With Wise Virgin, A.N. Wilson continues his bleak investigation of trauma. The Healing Art (his most acclaimed novel so far) scrutinised human sensibility under the sentence of terminal cancer. Wise Virgin takes the life term and solitary confinement of bereaved blindness. It's played out with Wilson's customary geometric neatness of design. Giles Fox, as the novel's retrospect finds him, was once a fulfilled man - someone who could have represented the happy ending of some other story. He is a librarian and a scholar (his 'period' is 'somewhere between 1213 and 1215'), and the best efforts of his intellectual maturity have been happily applied to editing a Medieval text, the 'Tretis of Love Hevenliche', a work eventually destined for the dusty glory of Early English Texts Society publication. It's not my period, but despite some convincing quotation and an authenticating footnote, this work by 'Robert of St Victor' appears to be invented. (Readers of Wilson's earlier novels will expect highly specialised pockets of expertise on church and university matters.) The treatise celebrates the anchoretic life: or the wisdom of virginity as the path to true marriage with Christ.

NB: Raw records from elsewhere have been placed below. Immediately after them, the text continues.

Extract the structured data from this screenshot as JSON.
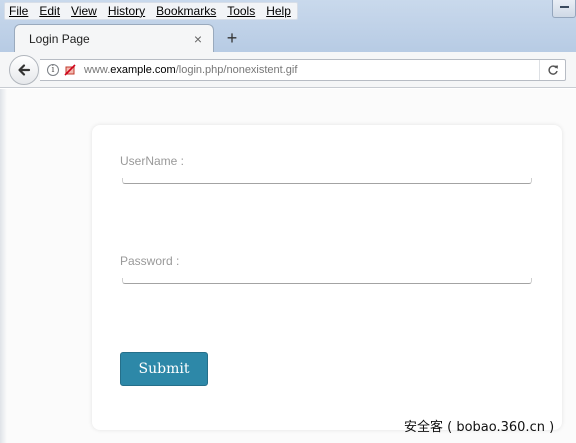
{
  "menubar": {
    "items": [
      "File",
      "Edit",
      "View",
      "History",
      "Bookmarks",
      "Tools",
      "Help"
    ]
  },
  "tab": {
    "title": "Login Page",
    "close_label": "×",
    "new_tab_label": "+"
  },
  "urlbar": {
    "prefix": "www.",
    "host": "example.com",
    "path": "/login.php/nonexistent.gif"
  },
  "icons": {
    "back": "back-arrow-icon",
    "info": "info-icon",
    "mixed_content": "mixed-content-blocked-icon",
    "reload": "reload-icon"
  },
  "form": {
    "username_label": "UserName :",
    "username_value": "",
    "password_label": "Password :",
    "password_value": "",
    "submit_label": "Submit"
  },
  "watermark": "安全客 ( bobao.360.cn )",
  "colors": {
    "submit_bg": "#2d88a8",
    "label_text": "#999999",
    "titlebar": "#c9d9ec"
  }
}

For all his obsessed attention to his text, Fox had lived the life of its antitype. He was worldly, carnal and atheistic. Happily married, he was prone to flippancy about the 'much over-rated joiner's son'. Then, in the way of Wilson's world, there fell on him a rain of shattering blows. His wife died in childbirth with her baby. He went blind. His second wife, a Moorfields nurse, was run down and killed by a hit-and-run driver (the miseries in Wilson's narratives are invariably the acts of a God who may perhaps just be an insurance company fiction). Giles remained, a sightless scholar blundering uselessly in his library. As we encounter him, he is attended by two virgins: his luscious teenage daughter Tibba and his dowdy amanuensis, Miss Agar (PhD, failed). With all this wretchedness stacked behind it, the novel opens: ' "Marry me," said Louise Agar.' Will he?
LRB 18 November 1982 | PDF Download